> PROMPT
Within the listing, each line that has the string "value" should be copied.

> MATERIALS PROVIDED
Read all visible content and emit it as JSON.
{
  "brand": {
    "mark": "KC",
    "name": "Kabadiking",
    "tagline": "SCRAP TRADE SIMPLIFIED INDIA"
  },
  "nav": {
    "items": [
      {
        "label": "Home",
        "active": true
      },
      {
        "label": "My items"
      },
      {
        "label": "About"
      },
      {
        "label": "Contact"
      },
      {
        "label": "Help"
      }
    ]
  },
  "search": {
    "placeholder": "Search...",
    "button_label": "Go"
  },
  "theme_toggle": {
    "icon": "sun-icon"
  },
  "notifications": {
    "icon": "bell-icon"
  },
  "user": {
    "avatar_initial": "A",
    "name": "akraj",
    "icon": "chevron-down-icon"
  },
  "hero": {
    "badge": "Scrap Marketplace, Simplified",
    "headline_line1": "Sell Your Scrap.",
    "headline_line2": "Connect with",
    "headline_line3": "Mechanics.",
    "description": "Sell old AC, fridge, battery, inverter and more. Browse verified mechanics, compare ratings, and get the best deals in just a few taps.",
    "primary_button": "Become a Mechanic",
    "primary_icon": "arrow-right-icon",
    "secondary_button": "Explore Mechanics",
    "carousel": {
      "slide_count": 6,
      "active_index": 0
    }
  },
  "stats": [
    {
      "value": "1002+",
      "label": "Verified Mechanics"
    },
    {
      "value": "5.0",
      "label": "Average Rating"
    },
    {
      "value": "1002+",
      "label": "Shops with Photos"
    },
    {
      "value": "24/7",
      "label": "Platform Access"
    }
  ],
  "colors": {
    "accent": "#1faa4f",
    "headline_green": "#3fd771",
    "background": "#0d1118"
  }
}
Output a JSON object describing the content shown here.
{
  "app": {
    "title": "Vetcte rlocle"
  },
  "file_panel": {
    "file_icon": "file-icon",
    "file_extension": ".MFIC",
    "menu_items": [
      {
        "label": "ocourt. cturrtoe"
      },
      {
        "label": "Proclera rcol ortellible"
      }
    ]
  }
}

> COMPLETED TASK
      "value": "1002+",
      "value": "5.0",
      "value": "1002+",
      "value": "24/7",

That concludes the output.